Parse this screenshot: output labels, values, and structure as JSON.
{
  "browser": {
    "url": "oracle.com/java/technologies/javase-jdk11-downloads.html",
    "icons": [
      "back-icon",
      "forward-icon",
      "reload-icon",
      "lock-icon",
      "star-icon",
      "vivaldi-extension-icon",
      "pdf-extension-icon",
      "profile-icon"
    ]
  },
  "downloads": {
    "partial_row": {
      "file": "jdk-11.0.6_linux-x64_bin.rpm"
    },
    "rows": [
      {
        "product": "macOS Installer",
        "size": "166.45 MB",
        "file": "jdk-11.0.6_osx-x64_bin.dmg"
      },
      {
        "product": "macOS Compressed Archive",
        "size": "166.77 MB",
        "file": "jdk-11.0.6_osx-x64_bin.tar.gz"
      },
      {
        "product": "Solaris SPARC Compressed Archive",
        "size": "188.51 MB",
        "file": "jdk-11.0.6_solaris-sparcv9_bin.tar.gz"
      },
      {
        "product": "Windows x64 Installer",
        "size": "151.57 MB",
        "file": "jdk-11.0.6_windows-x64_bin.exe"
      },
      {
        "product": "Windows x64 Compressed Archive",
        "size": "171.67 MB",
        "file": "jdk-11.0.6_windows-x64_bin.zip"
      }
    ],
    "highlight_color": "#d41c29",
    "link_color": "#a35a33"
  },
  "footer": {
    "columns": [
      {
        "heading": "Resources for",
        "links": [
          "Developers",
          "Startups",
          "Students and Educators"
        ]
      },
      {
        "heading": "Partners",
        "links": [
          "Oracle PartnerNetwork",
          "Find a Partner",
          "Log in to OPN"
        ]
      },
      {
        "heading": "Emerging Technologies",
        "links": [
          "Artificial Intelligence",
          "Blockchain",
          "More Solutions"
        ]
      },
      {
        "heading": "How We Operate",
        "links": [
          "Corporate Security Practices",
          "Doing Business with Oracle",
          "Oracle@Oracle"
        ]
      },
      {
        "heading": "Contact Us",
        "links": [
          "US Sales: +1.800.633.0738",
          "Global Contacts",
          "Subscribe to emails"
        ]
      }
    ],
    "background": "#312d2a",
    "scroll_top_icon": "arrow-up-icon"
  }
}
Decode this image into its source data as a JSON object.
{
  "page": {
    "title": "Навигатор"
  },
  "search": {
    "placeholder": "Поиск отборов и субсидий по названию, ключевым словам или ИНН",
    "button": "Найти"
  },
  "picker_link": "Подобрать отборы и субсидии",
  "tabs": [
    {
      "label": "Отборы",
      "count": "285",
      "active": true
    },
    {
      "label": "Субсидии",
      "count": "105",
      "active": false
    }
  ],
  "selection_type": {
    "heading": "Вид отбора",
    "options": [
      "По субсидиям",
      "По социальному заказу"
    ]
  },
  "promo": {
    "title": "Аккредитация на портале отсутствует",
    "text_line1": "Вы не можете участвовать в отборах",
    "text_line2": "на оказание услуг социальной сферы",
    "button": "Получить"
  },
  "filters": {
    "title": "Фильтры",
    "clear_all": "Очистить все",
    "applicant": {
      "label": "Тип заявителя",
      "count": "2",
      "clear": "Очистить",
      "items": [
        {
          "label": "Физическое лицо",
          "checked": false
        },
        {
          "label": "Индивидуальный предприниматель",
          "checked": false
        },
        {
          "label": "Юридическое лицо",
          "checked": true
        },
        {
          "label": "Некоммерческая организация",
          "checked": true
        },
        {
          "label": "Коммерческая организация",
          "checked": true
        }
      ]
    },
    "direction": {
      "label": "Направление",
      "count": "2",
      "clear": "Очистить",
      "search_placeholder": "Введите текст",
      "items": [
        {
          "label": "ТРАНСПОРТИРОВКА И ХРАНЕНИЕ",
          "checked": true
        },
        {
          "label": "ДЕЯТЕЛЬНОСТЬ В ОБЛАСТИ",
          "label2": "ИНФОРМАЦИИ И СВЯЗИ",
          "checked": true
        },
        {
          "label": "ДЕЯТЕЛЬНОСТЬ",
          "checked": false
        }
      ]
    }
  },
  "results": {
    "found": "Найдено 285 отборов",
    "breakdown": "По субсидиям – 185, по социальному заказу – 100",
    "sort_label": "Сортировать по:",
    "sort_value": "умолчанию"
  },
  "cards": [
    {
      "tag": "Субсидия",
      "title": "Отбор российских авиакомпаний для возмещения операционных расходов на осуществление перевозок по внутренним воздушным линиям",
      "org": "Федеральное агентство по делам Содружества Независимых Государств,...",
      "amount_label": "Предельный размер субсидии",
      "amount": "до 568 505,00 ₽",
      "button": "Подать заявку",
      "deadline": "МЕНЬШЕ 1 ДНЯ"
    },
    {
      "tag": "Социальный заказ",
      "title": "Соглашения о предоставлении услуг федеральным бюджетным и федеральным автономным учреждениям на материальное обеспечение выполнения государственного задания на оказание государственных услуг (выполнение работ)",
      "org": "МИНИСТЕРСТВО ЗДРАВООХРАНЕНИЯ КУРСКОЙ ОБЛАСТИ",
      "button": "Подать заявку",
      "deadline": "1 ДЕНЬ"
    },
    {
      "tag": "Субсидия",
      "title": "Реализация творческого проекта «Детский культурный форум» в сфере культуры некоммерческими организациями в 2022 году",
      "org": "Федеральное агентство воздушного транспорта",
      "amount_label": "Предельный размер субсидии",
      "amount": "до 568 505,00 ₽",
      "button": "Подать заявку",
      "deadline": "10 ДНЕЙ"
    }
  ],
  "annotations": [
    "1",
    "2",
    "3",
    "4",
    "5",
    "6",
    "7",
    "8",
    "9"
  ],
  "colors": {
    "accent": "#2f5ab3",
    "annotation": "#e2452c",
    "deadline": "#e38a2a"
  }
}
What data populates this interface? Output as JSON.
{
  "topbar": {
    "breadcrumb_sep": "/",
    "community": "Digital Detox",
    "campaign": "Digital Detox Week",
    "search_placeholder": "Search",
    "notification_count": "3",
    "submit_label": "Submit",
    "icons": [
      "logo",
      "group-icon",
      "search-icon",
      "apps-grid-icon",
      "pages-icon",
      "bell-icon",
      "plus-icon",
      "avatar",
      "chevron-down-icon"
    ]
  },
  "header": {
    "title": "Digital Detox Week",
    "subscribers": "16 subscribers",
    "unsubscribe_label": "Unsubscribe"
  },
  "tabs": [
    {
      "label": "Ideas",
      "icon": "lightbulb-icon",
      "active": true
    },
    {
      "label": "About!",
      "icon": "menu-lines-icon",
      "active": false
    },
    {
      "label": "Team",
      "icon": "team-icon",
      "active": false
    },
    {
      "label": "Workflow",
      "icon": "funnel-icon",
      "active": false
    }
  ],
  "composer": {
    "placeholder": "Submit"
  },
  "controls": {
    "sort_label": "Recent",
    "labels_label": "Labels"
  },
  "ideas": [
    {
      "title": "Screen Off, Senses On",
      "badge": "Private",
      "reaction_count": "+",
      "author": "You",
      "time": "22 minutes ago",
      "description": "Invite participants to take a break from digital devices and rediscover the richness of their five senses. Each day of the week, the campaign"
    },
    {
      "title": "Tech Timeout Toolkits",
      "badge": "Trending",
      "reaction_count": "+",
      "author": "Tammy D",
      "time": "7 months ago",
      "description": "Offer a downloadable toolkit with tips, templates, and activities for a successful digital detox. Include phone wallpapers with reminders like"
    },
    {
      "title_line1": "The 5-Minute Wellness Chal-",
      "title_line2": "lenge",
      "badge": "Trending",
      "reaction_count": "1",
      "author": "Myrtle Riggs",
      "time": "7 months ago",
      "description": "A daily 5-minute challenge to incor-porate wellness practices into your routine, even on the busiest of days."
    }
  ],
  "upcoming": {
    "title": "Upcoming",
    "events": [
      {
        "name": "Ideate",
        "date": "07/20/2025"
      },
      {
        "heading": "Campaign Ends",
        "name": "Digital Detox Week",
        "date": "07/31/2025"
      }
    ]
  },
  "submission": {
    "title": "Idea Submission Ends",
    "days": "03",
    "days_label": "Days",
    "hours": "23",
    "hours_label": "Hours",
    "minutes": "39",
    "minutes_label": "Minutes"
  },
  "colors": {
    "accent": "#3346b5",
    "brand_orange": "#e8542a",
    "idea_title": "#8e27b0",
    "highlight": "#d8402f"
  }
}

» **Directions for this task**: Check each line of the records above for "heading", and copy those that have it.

» **Your solution**:
        "heading": "Resources for",
        "heading": "Partners",
        "heading": "Emerging Technologies",
        "heading": "How We Operate",
        "heading": "Contact Us",
    "heading": "Вид отбора",
        "heading": "Campaign Ends",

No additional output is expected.